Guest Article: The Timetable For Bugging Out, by H.B.

We all get nervous when faced with the prospects of possibly bugging out because of a disaster or threat of some kind occurring. Do we leave or stay? 

This has been discussed many times over, and it is based on the type of threat, your particular location, your preparedness, and what all. This article will simply touch on the possible timetable, as it relates to your chances of effectively escaping to your destination without getting caught in the middle of a traffic jam and all of those corresponding issues.

 Let’s review your handling of being actually caught in the jam. Circumstances being what they may, you finally get the family and supplies packed in the car. You get on the interstate and then get caught in the unexpected miles of traffic jam because you weren’t able to see that far ahead.  As we  know from experience, traffic jams can result from road construction, too many vehicles getting on, a disabled vehicle, heavy traffic at on and off intersections, accidents, and now monsters. Now, you are saying to yourself “monsters”? Well, take into consideration literally hundreds of people, scared out of their minds about the THREAT, and you’ll have drivers doing whatever they have to, to get away or to get home to get to their families. Suddenly everything in their way of getting where they are going– whether a tractor trailer, driver cutting in, or a road block– is perceived to be bigger than usual, and people become more aggressive towards it. Thus, there are more “accidents”.

 Face reality, we also know one accident on a normal day can tie up traffic for a couple of hours, and we know that’s why you shouldn’t be there in the first place when a disaster is occurring. So, why am I beating this issue to death? Because the thruway is the quickest way to get from “here to there”, and if it appears relatively open, if you check if before making that last-minute decision on which route to take– IT CAN CHANGE! Here’s where the importance of  that timetable is so critical.

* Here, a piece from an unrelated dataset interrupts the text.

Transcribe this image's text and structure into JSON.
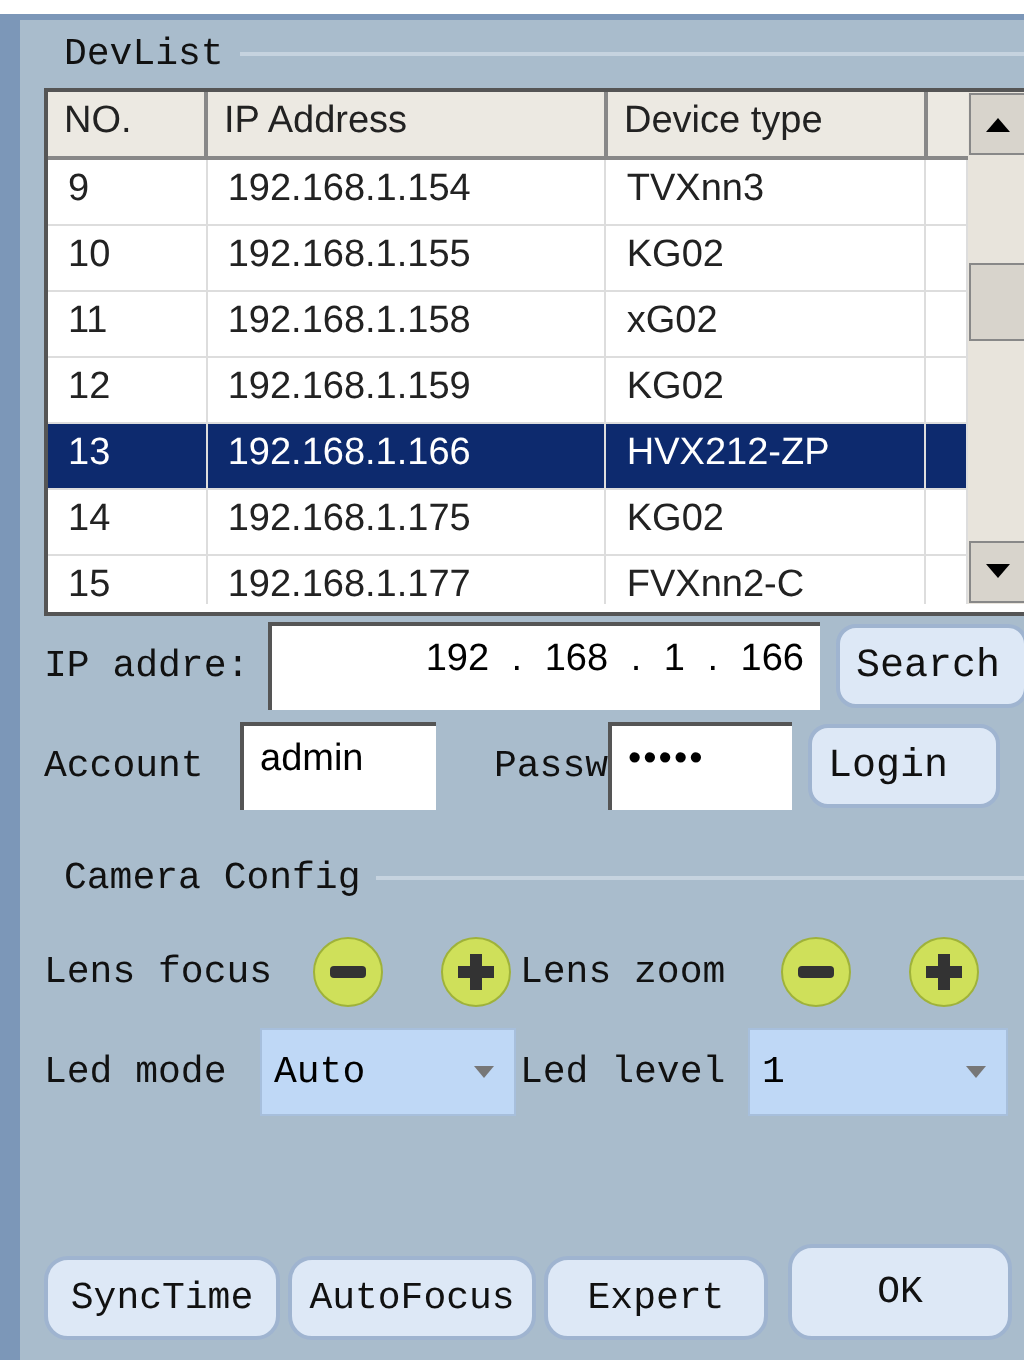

First, we have the threat to you and your family. How soon will that threat impact you? You should know about a pending hurricane several days before it would actually hit your immediate area. Could the direction of travel change?  If it’s a train carrying hazardous materials that goes off the tracks or an accident or fire at a nearby plant that processes dangerous chemicals, how far away do you live, and which way are the winds blowing as it relates to how much time you have to leave. Still, you will have some time to pack the car and decide which direction to take.

If it’s a solar flare or EMP attack that knocks out the power grid (my personal greatest fear), you should take into consideration that most people don’t even comprehend what those threats are, won’t be warned in the normal manner by radio or TV, and will naturally assume that it’s just a normal power outage and the electric will be back on in a few hours. Those people won’t be clogging the thruways, even if their cars were useable.  So again, you will have a little lead time.

Then you’ve got that large percentage of  people who know about an immediate  danger to them,  and they decide that they have to Get Out Of Dodge ASAP, but they’re not at all ready to go. Thinking about the hours it takes the average family to simply get ready to go on vacation, the time it takes them to round up the family members, add in a spouse who thinks that the government will resolve the issue, and that they don’t have any place to go anyway arguing over what to take, and packing for departure, and you can imagine the thousands of families that aren’t going to be hitting the roadways anytime soon. So again, you will have a little lead time.

Remember, those reading this blog and likely many of the others are more or less prepared. We have taken steps to decide what our destination options are– vacation home, retreat, other family members away from the threatened area, the mountains, or for those with campers or tents, campgrounds somewhere. You’ve pre-planned, your kids are rounded up, the vehicle is full of fuel, and you take off.  Remembering the thoughts above,  that most everybody is still only getting a grasp of what’s happening and aren’t reacting quickly (many will sit there watching the coverage on TV not realizing the personal danger to them), you decide to take that interstate. Good idea… NO!

The problem with that decision is that while you may get the jump on most everyone else in your town and you  reach the interstate 15-20 minutes ahead of the masses, and it isn’t clogged or even crowded,  by the time you drive 15 or 20 miles toward your destination, the people in the next town up and the town beyond that will have by then reacted to the threat and are filling that interstate in front of you, causing the clogged condition you were trying to avoid in the first place. So, you’re stuck, or you finally get off and wind up taking back roads you’re not familiar with and which will also be jammed by then.

When evacuating, recognize that the roadways will be considerably more and more clogged as you travel toward your destination.

We all have to realize how important it is, if your not going to hunker-down at home, to be sensitive to potential dangers and if at all possible, leave early– not an hour early but maybe the day before everyone else. It’s better to lose a day’s work than get caught in the city when everything’s falling apart all around you. That “possible” end-of-the-world type warning isn’t likely to happen that often. Better “A day early than an hour late.” You can always use it as a training exercise. Good luck.